● **Recorded information**

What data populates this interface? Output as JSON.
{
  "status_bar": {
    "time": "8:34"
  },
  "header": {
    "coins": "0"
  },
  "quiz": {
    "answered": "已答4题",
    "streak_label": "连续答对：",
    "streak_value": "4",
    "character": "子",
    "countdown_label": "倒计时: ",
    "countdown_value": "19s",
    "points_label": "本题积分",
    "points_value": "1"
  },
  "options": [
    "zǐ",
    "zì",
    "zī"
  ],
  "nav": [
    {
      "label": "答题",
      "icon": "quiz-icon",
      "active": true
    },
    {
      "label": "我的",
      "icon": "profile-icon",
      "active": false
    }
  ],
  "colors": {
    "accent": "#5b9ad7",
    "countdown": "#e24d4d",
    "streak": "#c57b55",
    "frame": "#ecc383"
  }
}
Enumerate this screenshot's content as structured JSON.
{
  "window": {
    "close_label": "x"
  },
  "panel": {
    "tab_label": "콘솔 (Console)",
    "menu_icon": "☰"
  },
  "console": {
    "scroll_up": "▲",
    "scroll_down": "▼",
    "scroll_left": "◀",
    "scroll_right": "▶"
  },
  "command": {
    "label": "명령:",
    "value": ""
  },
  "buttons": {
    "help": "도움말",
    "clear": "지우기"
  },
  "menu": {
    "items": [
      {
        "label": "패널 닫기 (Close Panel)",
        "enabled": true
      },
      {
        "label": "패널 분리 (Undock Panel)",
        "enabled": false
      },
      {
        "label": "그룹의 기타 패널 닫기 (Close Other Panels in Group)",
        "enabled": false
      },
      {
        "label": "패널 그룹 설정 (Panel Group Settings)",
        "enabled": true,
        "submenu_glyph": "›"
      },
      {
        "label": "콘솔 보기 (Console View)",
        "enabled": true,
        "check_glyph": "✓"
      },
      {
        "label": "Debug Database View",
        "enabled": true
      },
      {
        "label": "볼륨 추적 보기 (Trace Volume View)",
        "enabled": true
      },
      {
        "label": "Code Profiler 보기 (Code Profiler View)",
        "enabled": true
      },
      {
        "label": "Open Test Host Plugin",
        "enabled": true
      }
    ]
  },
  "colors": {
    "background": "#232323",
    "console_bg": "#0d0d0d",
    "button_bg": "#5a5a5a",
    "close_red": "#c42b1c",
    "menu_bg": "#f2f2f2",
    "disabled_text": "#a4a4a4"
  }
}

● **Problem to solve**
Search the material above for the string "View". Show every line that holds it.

● **Output for this task**
        "label": "콘솔 보기 (Console View)",
        "label": "Debug Database View",
        "label": "볼륨 추적 보기 (Trace Volume View)",
        "label": "Code Profiler 보기 (Code Profiler View)",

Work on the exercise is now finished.